When my daughter throws herself in a lump on the floor, when I’m operating on too little sleep, when I argue with someone during the day, when my beautiful girl refuses to take her vitamins/finish her worksheet/turn off the television/tie her shoes, objects to sitting on the stairs for a time-out and ignores whatever consequence I then enforce…
I begin to feel I can’t do this Mommy Thing anymore, that there is some secret I missed during “orientation.” I begin to worry that parenting was a bad choice for me, that she’d be better off with a different mom – a stronger, stricter mom, someone less dramatic, someone funnier who could defuse the taut air around us with humor. But she has me. And my partner, her Mama.
Then I look back. (Don’t ever do that when you’re in the throes of a parenting crisis.) There, I see my mom who slid steadily down the depressive mountain during my growing-up years. What can I possibly know about parenting?
Maybe – and you know what’s coming here, don’t you? – if I left right now, called my partner to come home quickly, kissed everybody one last time… There are whole books written about families where this happened. (Are they fiction or non-fiction?) I rationalize that after the initial shock and trauma wore off, their lives would improve. Immensely.
But I know it’s not true.
I love my family more than anything and I don’t want to leave. What I want is a plan. A vision. A tool for making it through this moment – this here, right now – a strategy. I need to find … crossover skills.
(Bear with me. It will all come right in the end.)
So here is what I know about writing – or, more precisely, here is what I know about my writing:
Every time I consider a speech, a presentation, an open letter, a press release, or a page for my agency’s Annual Report, I begin with overwhelming excitement, buzzing with joy and anticipation and possibility, and then I crash and burn through all the self-doubt I’ve managed to keep a lid on for days or weeks or months or however long it’s been since my last grand challenge. Over time, I’ve learned to recognize this as Writer’s Block. And it always passes. Always.
Sometimes I nudge it along by looking back at old writings, talking with a friend, outlining my ideas. I may drink hot coffee or gnaw on a straw. I may call a writer friend for inspiration or play pretend with my daughter. I read. I scribble, rip paper, cross things out. But I always come out the other side.
Maybe parenting is like that.
Last semester, I was invited to speak with a class of undergrads about writing and for days, I deliberated over what I might say, what I’ve learned in twenty years, what they may want to know. Two days before I was scheduled to speak, with notes scribbled out and a fresh page in front of me, I decided to start with Writer’s Block. And then a strange thing happened. Little green seedlings popped up through all the hard matter. I made another decision and another, and before I could get to a pen, I had an outline blazing in my head.

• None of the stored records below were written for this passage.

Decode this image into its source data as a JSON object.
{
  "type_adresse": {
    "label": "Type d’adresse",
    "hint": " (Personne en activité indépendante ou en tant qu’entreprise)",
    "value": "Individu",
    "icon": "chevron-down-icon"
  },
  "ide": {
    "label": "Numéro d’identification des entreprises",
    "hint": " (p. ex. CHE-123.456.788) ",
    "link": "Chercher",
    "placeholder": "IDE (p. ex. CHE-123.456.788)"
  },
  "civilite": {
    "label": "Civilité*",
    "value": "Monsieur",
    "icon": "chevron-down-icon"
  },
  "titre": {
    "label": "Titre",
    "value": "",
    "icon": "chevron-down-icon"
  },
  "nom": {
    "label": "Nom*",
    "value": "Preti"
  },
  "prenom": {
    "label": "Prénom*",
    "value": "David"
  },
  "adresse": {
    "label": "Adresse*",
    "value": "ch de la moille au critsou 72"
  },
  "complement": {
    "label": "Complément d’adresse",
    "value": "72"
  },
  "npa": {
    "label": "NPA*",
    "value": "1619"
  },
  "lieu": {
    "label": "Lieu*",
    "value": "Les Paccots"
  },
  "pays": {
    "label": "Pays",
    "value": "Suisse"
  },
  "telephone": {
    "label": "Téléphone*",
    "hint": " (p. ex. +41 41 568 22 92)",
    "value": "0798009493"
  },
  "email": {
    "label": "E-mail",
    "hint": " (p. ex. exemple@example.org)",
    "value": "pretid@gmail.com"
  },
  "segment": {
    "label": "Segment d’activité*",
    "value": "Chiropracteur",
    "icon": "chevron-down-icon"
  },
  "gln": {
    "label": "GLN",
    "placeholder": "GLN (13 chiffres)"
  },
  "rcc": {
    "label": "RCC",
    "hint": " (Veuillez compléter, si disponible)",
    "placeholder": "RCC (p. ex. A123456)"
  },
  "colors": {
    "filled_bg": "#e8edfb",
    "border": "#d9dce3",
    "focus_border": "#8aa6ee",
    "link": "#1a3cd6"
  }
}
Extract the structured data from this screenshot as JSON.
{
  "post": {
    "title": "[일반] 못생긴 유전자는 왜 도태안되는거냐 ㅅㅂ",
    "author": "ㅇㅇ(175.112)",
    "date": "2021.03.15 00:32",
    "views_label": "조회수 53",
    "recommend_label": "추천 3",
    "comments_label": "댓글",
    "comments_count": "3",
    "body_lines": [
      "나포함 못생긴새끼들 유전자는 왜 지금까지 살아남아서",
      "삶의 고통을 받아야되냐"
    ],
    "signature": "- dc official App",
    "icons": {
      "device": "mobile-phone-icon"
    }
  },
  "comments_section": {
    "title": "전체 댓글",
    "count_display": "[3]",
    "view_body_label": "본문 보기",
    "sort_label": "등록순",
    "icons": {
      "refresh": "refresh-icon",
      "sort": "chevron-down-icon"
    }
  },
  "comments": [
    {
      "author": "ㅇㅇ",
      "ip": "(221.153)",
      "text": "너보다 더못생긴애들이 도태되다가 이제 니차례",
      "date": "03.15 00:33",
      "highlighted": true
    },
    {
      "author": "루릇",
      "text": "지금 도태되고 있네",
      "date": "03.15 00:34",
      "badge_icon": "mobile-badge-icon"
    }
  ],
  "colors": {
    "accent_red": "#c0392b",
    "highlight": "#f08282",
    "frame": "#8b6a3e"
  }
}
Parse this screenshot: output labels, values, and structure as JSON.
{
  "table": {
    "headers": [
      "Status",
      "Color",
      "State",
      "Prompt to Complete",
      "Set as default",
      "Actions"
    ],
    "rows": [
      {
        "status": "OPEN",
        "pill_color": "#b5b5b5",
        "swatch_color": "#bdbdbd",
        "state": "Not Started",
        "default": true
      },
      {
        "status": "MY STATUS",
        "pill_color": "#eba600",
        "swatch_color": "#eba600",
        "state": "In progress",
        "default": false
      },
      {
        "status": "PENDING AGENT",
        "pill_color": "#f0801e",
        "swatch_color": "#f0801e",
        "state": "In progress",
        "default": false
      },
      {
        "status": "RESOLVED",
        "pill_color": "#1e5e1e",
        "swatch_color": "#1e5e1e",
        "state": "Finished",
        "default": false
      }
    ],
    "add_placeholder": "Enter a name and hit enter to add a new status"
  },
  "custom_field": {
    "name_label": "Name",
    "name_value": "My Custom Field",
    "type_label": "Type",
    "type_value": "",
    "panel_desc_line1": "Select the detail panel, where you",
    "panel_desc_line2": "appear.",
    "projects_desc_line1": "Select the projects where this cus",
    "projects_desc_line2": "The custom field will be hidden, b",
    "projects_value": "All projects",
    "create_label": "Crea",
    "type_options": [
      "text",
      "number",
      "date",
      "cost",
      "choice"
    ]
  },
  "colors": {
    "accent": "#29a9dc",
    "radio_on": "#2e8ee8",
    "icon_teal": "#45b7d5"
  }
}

I spoke with the students about Writer’s Block. I told them you need to build it right into your timeline, into your process, and understand that it can be part of what makes your writing GOOD. I told them to write through their fears, even if what they write first is crap. To come back the next morning with fresh eyes.
I told them even the best writers cannot depend upon writing their best work each time they sit down with a pen. Or a computer. Or an iPad or a Droid. It takes time to be good at what you do. It just does. But I didn’t know that twenty years ago. Even though I heard it time and again, I didn’t want to believe it was true. I believed that you were either good or you weren’t, and that was that.
I didn’t understand how much work writing required. How much practice. How much time.
Now my daughter is erasing her math answers, nearly ripping holes in the page. What should I say? Why can’t I think of anything helpful?
Deep breath. Parent through the block. On the other side will be words on a page… a plan… numbers that all add up.
“Have another bite of apple, Sweetheart.” Silence.
Then, “No! I hate apples!” The paper is suddenly on the floor beneath her.
Breathe. Keep writing. Keep talking. The light will come. Hardy green leaves poking through all the hard bits.
It takes time to be good at what you do. And stamina. And patience. It just does.
But in my experience, if I parent through the block, the light will come. Even when it feels like it takes a really long time.